Start of INFORMATION
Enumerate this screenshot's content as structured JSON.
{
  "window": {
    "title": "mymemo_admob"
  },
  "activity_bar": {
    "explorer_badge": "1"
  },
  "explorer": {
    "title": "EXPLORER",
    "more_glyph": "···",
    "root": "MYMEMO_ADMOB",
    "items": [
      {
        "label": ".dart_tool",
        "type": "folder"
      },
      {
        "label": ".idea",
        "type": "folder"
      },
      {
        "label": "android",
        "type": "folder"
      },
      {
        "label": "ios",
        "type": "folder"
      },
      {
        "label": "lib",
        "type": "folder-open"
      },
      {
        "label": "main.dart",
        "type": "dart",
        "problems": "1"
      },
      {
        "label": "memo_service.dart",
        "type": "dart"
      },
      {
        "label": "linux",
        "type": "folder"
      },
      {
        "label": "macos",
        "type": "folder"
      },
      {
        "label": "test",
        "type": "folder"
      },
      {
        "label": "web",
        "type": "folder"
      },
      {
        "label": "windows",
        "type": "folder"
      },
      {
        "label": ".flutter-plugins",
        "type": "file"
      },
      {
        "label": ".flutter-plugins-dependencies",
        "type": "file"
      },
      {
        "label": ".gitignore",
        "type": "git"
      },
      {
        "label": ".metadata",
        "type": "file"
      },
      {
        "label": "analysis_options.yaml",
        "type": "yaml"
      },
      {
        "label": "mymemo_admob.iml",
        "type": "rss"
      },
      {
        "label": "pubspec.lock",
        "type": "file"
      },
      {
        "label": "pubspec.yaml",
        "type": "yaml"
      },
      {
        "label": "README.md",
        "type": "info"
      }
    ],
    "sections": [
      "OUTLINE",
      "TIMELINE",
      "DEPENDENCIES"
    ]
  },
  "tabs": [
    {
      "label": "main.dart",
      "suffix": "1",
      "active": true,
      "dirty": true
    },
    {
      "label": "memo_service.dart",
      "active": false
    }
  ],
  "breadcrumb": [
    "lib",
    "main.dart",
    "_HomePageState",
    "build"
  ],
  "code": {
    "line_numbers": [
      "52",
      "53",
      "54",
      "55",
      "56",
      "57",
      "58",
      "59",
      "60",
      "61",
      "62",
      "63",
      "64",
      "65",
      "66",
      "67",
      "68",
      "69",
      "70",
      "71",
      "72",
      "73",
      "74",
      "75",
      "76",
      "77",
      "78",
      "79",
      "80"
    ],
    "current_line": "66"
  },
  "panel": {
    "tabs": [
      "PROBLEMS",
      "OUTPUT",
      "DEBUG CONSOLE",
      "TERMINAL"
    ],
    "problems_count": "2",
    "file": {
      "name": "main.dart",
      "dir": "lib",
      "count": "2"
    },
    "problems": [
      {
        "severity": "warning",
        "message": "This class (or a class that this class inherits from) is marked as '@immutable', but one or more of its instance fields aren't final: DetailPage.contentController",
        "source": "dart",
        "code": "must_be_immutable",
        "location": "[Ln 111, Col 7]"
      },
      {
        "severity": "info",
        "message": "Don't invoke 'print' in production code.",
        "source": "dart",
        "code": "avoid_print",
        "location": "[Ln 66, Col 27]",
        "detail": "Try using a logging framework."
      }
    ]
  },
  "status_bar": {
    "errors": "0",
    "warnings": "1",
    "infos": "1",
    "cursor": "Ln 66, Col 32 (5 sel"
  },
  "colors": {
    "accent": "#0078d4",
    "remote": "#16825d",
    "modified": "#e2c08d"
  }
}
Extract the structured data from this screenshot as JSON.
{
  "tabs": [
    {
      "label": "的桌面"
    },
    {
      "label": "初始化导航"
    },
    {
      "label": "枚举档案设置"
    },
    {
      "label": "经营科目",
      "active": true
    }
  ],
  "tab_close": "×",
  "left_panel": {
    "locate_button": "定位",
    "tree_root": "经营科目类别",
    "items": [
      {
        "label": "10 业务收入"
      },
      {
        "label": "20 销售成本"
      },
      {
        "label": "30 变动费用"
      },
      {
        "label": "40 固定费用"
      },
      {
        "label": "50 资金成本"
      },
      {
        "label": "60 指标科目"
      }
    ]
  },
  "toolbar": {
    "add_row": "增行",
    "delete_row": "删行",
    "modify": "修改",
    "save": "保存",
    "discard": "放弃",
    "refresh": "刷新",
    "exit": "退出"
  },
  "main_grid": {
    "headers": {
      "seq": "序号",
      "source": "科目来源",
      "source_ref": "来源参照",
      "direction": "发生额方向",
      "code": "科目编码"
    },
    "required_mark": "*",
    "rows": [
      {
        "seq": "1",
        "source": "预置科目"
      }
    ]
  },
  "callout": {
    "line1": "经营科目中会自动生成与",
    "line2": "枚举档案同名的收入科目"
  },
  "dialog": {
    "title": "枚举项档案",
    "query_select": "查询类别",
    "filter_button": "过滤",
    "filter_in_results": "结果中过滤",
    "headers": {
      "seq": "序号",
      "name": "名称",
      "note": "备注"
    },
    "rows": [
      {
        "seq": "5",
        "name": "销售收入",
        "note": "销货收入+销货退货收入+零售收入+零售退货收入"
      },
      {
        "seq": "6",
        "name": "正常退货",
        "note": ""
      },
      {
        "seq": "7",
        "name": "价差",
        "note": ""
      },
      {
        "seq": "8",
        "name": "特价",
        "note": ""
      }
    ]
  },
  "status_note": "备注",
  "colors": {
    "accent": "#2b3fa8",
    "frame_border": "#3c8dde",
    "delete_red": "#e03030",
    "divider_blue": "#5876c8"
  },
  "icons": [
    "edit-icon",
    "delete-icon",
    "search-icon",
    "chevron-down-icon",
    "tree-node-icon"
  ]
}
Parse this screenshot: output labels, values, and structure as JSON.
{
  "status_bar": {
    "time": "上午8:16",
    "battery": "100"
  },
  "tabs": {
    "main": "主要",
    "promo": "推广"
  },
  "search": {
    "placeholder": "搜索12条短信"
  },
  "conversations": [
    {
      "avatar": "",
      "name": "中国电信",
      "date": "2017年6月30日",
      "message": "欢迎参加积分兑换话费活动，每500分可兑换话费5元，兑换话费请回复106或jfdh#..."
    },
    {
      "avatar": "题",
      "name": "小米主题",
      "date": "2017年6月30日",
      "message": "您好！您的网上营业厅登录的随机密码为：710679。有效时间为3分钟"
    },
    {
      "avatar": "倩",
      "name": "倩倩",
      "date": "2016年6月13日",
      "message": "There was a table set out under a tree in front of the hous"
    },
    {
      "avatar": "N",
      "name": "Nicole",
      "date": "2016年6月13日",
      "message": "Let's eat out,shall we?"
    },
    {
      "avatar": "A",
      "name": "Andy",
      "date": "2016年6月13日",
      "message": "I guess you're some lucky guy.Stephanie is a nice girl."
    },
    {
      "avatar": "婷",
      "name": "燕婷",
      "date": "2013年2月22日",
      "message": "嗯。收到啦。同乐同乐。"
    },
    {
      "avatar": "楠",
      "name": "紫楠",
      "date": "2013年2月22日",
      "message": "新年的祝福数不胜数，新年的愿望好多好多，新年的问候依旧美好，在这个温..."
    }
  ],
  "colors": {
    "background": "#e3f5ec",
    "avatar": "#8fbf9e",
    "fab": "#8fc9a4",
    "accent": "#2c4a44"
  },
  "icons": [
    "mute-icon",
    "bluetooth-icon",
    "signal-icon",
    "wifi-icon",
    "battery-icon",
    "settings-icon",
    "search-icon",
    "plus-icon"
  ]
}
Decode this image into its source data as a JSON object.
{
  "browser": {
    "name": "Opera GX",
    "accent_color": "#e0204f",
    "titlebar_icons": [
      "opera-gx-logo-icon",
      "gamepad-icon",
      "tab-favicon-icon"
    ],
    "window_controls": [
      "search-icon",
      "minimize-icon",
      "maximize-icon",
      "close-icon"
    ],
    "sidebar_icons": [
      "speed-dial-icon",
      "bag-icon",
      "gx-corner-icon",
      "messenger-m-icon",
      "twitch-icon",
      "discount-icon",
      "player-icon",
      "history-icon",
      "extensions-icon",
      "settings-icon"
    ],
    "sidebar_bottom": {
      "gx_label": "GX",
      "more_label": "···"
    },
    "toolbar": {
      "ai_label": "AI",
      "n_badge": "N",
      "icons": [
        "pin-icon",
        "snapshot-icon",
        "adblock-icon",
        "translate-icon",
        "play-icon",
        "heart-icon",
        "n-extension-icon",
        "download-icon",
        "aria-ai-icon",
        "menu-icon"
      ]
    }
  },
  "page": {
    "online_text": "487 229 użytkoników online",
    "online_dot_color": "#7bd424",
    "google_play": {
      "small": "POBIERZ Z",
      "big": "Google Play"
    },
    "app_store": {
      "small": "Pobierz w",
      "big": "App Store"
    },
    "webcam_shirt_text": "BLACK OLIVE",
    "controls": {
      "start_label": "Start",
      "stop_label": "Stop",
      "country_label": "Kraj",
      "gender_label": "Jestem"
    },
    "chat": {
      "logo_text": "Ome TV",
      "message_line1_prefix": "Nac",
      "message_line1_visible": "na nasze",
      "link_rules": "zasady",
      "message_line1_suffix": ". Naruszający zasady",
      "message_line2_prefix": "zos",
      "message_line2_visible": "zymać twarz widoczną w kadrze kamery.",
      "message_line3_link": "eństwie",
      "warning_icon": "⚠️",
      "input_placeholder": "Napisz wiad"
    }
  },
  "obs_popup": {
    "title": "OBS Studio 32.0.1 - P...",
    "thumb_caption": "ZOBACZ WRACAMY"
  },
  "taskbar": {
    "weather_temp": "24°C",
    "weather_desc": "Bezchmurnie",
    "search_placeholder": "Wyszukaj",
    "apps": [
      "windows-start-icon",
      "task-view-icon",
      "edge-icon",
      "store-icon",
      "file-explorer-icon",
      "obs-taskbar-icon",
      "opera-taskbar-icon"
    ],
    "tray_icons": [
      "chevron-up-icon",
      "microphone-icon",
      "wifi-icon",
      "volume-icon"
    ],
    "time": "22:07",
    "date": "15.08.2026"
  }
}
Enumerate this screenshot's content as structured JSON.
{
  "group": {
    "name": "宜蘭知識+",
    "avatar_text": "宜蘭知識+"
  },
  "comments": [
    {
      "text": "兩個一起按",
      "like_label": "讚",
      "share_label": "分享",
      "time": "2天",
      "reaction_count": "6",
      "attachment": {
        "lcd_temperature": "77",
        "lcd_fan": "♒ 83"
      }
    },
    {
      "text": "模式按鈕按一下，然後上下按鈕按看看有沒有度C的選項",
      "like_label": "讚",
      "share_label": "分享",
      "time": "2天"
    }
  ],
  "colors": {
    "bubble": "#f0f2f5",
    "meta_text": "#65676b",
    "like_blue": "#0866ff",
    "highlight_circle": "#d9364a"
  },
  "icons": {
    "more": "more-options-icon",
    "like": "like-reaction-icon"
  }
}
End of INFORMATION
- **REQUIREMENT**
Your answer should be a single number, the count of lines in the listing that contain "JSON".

- **SOLUTION BELOW**
5